Protests grow on second night
Thousands of demonstrators took to the streets of New York City for a second night to protest the decision handed down by the St. Louis County grand jury on Monday, Nov. 24, which did not indict Ferguson police officer Darren Wilson for the shooting of Michael Brown.
The demonstrations began around 6 p.m. in Union Square, where a large group, organized by the Trayvon Martin Organizing Committee NYC, held a rally before marching just after 7 p.m. The group then splintered, holding simultaneous protests in locations including Downtown Brooklyn, Lower Manhattan, Union Square, Times Square and Harlem for over five hours.
New York City resident Christen Schaffer said she was inspired to join the protest after seeing how many people were involved.
“I couldn’t sit home and prepare for Thanksgiving,” Schaffer said. “So many things have been happening in the city, and for Ferguson to be able to take to the streets. I’ve never protested before, and I wish more people in New York would.”
Tuesday’s New York City demonstrations were much larger than those held Monday, but were similarly nonviolent in nature and produced few arrests. Protest activity did, however, shut down traffic through the Lincoln Tunnel. As they marched, protesters brought traffic temporarily to a standstill on several major arteries, including the FDR Drive and the Manhattan Bridge. Protesters also returned several times to Union Square, and staged sit ins there and elsewhere.
Many NYU students participated in the demonstrations last night, including LS freshman Caty Cherepakhov, who said while the heavy police presence worried her, she was glad to see people had been mostly civil.
“I was honestly afraid to get involved yesterday because I have been seeing the police brutality in Ferguson on the news, and I was petrified that everyone was going to get gassed here,” Cherepakhov said. “The police haven’t been that bad, but it’s a little scary to see them surrounding everyone, but they haven’t been that bad. I guess that is because no one is being violent — we’re all just here to protest.”

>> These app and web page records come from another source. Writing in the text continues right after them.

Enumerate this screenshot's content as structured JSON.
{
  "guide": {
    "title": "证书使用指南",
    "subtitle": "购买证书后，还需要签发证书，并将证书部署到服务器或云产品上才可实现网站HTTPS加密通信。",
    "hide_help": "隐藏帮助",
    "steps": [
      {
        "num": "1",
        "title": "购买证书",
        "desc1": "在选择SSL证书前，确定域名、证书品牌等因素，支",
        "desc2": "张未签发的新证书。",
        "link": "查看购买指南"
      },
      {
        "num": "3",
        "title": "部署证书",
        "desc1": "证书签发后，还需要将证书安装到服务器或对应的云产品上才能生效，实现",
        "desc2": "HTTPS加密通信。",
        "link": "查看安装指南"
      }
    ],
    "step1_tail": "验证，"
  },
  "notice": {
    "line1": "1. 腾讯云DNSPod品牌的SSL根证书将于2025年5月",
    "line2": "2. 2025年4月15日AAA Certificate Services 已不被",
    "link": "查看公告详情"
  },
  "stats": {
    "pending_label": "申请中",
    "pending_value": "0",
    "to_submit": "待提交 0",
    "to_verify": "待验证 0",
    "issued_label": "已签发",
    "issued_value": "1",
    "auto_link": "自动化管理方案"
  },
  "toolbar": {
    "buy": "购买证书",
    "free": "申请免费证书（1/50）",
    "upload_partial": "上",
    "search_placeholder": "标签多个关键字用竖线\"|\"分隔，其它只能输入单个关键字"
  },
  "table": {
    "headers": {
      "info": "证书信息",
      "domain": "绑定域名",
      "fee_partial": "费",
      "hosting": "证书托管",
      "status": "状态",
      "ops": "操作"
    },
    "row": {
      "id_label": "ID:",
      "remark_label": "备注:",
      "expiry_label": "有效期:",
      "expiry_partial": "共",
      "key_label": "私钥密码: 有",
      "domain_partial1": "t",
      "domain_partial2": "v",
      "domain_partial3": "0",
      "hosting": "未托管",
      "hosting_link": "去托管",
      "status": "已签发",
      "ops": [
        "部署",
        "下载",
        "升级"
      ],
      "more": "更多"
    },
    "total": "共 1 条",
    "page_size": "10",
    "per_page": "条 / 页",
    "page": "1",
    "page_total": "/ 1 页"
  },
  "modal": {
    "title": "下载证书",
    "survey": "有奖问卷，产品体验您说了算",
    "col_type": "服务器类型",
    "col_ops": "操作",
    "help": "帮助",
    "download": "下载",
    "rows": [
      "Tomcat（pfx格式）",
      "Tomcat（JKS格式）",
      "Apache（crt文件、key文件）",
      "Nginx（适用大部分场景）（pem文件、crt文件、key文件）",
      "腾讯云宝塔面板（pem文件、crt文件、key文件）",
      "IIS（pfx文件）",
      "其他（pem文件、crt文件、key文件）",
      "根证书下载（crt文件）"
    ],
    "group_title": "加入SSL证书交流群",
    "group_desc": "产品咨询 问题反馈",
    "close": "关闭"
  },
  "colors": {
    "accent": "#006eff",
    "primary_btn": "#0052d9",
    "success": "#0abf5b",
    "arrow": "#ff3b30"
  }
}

Several New York City politicians weighed in on the issue earlier Tuesday, including a group of New York City council members who left City Hall in protest over the lack of indictment. Mayor Bill de Blasio also commented on the situation, offering his condolences to the Brown family.
“The family lost their son,” de Blasio said in a press conference. “They are in a lot of pain. They’ve been in a lot of pain since the tragedy occurred. In the end, what we ought to try to do is alleviate people’s suffering. So the first thing we should think about is the Brown family and everything they are going through.”
De Blasio said the situation in New York City was not comparable to that of Ferguson, where people have looted several stores and police have fired tear gas and bean bags at protesters.
“Obviously, it’s been a very tortured path in Ferguson,” de Blasio said. “We approach policing and the relationship between police and community very differently.”
NYU Law student Jon Laks said he went to the protest out of sympathy for similar cases of police shootings in New York City.
“Obviously Akai Gurley was murdered on Thursday by NYPD, so obviously this is really a solidarity protest with Ferguson,” Laks said. “You know both for Mike Brown’s murder and the non-indictment but also the continuous struggle that the people are waging there.”
Central Park East High School senior Anthony Kirnon, 17, said he hoped the demonstrations would continue to raise awareness of the issue.
“My hope is that this goes on for days, because a protest that only lasts one day is forgotten by everybody, so as long as this thing goes, the longer we keep pushing this for the struggle, the more we’re going to get,” Kirnon said.
A version of this article appeared in the Wednesday, Nov. 26 print edition. Additional reporting by Alanna Bayarin, Alex Bazeley, Marita Vlachou and Hannah Treasure. Email John Ambrosio at [email protected]
John Ambrosio is the Assistant Managing Editor at WSN and a junior studying journalism and history in the College of Arts and Science. When he’s not...